= Data records =
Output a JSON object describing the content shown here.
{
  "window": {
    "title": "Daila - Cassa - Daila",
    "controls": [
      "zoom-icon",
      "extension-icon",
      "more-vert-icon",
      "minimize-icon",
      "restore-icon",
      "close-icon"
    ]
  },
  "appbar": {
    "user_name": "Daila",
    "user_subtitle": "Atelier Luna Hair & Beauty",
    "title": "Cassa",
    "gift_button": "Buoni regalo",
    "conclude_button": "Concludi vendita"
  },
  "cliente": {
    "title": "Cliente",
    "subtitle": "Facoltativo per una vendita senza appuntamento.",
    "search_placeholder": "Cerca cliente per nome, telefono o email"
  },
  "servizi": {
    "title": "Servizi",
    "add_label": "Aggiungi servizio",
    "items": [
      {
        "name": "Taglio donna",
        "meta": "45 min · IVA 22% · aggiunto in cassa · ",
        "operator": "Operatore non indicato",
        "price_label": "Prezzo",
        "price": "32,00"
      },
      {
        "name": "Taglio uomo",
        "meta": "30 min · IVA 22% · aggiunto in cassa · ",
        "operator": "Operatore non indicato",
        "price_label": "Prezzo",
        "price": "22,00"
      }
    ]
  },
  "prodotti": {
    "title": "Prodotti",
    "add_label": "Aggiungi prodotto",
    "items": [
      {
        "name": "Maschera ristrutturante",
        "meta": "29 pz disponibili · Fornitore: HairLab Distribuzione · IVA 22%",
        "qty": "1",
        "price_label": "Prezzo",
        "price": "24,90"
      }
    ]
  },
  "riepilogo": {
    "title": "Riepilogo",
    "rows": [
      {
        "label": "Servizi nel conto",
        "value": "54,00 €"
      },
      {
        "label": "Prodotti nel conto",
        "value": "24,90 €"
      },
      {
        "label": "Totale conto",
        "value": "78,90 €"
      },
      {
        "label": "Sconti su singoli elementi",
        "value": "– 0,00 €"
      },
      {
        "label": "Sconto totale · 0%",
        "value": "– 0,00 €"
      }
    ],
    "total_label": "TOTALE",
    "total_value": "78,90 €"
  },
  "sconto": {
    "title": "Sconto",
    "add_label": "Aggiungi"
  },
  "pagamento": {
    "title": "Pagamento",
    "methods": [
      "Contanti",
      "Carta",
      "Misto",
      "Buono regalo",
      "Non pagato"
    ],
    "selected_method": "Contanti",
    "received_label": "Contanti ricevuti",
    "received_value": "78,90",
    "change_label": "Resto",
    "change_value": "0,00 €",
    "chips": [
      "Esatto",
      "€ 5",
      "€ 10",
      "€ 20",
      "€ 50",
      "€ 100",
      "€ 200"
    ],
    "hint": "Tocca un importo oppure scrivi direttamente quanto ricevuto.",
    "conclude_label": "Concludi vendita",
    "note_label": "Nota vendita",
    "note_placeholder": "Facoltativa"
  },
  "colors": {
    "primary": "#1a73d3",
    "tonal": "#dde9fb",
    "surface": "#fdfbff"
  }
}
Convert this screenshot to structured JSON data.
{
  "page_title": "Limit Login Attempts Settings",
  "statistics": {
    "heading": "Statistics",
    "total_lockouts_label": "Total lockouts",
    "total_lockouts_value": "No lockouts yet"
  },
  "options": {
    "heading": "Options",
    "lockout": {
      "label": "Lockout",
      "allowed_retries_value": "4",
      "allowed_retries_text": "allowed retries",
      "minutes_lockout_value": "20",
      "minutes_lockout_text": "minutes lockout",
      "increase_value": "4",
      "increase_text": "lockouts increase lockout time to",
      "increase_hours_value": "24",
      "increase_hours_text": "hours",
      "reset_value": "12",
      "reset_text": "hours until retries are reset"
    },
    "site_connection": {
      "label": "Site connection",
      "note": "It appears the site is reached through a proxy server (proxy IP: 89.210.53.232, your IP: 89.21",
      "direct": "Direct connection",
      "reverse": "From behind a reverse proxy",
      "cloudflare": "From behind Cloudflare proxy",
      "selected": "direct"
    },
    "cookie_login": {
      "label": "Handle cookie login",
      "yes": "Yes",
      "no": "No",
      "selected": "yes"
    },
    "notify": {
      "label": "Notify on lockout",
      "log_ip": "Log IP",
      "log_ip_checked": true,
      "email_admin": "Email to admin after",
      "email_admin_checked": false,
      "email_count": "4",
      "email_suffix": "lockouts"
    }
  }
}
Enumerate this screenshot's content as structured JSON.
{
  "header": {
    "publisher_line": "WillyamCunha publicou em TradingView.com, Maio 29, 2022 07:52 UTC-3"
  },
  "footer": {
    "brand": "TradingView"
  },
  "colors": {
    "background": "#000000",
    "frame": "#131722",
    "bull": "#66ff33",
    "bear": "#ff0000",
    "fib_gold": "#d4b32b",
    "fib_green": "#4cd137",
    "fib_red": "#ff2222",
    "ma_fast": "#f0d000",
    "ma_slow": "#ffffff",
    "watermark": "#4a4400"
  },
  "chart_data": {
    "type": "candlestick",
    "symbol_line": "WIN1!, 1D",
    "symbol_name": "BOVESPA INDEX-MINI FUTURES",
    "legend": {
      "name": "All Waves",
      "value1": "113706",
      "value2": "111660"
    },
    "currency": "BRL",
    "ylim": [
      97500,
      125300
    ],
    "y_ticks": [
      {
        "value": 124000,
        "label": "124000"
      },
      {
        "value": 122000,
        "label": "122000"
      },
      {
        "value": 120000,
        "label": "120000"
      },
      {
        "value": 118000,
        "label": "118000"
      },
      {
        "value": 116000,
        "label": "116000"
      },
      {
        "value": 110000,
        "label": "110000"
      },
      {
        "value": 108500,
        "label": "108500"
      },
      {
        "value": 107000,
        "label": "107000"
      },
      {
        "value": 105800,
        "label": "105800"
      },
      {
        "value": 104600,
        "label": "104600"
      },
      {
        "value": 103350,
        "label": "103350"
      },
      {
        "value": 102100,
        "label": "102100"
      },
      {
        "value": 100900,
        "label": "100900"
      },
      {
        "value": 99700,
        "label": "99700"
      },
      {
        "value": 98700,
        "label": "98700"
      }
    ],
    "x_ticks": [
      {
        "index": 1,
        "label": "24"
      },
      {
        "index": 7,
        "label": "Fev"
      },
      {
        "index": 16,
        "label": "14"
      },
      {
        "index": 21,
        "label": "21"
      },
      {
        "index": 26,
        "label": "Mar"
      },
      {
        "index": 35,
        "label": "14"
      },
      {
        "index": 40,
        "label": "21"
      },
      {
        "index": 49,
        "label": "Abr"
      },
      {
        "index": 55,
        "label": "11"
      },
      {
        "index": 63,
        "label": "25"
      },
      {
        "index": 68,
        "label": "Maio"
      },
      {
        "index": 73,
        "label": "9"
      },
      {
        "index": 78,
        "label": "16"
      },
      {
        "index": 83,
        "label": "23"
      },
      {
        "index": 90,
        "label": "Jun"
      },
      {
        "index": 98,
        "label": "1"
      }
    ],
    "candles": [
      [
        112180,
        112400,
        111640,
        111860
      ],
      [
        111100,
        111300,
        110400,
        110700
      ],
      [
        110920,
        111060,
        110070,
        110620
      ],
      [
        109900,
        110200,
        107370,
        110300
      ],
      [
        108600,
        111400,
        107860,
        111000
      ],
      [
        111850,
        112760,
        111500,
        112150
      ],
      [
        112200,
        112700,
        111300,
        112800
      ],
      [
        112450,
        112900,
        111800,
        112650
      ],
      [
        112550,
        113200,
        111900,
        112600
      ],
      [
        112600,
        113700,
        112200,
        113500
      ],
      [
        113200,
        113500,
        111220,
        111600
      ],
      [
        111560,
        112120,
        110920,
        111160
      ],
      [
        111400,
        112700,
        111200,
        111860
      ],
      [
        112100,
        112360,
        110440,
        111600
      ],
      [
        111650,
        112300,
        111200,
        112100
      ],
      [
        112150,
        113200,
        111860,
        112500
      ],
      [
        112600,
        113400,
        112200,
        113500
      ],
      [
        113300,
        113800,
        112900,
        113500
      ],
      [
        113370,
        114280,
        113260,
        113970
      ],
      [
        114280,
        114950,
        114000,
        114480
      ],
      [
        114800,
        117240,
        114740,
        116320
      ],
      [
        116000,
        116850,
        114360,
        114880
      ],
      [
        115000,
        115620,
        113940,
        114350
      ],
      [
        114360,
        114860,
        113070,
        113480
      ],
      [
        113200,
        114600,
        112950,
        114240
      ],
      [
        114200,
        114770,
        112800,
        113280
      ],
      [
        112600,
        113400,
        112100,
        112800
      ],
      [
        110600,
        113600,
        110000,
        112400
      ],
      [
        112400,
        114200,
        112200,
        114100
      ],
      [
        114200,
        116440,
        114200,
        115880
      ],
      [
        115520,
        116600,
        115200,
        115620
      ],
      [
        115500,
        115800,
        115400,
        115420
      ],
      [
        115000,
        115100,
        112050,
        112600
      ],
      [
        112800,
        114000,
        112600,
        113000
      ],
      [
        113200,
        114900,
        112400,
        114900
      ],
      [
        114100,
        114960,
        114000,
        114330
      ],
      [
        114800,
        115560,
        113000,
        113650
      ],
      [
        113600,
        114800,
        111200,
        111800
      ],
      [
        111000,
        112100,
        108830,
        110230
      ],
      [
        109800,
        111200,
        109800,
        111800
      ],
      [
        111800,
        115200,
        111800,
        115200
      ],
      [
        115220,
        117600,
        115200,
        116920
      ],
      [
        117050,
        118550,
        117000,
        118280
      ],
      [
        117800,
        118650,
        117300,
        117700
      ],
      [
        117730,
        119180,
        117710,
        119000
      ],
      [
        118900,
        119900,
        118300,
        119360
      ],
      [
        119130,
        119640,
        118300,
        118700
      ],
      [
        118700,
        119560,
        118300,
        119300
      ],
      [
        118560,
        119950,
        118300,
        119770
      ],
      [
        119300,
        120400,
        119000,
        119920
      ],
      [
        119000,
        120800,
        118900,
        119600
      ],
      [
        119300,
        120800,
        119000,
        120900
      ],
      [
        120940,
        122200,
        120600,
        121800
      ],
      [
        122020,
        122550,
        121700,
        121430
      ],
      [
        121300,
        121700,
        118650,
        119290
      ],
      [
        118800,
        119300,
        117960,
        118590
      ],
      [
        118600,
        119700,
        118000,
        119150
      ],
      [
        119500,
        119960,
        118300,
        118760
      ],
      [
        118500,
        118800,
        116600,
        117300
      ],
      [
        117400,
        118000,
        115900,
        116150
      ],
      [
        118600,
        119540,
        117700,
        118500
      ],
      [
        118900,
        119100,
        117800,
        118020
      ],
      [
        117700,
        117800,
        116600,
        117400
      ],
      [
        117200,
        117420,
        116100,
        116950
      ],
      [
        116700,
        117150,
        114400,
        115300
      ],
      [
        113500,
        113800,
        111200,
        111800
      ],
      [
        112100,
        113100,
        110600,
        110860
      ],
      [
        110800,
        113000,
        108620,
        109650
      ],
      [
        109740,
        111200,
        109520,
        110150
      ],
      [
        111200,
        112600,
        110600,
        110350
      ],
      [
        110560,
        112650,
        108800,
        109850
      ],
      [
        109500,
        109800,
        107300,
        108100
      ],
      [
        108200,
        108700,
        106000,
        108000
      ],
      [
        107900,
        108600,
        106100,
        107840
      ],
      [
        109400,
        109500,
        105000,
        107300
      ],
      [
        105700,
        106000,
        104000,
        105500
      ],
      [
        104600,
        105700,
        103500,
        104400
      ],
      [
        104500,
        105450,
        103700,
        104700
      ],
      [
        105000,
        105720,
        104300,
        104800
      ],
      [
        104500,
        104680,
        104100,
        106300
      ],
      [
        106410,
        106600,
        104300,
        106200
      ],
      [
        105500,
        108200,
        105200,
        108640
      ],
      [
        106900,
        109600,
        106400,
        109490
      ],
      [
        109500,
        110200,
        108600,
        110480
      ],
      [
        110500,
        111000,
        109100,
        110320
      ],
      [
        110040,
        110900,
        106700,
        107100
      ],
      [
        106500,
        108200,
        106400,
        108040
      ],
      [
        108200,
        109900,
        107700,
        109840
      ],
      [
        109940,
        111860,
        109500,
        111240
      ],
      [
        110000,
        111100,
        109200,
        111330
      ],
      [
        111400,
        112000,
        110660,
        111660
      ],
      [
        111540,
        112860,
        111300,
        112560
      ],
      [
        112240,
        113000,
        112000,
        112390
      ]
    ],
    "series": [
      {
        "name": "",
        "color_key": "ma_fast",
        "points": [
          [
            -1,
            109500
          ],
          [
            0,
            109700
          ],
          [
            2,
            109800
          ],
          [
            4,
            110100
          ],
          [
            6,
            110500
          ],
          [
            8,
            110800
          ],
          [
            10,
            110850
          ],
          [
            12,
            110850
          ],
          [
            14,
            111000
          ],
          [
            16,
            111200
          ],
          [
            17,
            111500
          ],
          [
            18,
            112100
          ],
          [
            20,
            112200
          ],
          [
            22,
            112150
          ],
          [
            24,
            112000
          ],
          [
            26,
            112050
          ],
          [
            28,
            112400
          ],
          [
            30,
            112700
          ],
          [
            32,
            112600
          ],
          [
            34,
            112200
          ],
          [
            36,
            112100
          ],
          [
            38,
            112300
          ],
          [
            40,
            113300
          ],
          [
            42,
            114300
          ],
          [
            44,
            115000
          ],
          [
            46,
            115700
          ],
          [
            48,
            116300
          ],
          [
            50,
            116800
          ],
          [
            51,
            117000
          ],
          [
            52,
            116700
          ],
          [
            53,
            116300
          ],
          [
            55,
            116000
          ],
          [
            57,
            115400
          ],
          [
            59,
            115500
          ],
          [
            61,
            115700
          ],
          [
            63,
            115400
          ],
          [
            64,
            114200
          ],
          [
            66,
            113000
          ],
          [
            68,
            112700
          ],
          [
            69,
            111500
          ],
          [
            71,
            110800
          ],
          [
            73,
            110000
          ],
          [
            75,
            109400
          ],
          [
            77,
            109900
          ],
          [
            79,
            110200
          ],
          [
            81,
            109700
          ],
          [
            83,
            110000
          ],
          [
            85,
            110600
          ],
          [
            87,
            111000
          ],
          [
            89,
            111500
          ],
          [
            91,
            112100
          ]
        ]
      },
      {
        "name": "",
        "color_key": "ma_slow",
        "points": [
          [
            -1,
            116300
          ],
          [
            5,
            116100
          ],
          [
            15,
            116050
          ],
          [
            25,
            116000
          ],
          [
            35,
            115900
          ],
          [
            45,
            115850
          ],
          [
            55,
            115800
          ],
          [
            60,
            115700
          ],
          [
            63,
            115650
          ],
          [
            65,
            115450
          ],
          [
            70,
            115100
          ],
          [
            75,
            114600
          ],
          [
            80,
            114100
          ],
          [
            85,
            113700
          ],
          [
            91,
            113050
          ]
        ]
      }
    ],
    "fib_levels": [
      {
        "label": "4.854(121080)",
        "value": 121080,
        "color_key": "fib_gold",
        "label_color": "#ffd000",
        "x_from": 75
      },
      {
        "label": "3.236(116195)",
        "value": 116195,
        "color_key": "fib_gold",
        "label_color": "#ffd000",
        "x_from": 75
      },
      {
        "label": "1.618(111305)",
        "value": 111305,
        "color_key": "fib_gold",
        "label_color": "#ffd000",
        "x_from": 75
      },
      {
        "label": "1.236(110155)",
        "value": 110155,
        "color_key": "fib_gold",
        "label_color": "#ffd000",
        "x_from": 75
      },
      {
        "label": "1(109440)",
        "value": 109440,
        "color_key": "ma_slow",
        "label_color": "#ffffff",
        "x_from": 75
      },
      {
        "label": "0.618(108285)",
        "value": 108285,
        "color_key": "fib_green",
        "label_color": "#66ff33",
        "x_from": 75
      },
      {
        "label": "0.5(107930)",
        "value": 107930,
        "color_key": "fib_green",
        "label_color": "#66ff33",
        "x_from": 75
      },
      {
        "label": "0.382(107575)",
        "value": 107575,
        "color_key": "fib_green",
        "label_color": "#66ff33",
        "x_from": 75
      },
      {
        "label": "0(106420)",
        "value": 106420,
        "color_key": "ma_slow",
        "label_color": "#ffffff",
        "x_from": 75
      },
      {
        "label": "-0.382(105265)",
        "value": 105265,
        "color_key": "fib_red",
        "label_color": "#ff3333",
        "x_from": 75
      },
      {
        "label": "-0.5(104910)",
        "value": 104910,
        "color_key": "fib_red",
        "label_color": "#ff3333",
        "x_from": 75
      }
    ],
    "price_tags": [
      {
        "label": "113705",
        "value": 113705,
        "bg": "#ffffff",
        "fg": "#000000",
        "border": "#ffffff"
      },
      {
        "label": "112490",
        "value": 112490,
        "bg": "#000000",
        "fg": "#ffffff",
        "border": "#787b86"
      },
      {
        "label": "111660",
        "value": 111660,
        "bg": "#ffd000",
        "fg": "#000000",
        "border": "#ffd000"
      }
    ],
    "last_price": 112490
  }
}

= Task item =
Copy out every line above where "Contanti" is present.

= Response for this exercise =
      "Contanti",
    "selected_method": "Contanti",
    "received_label": "Contanti ricevuti",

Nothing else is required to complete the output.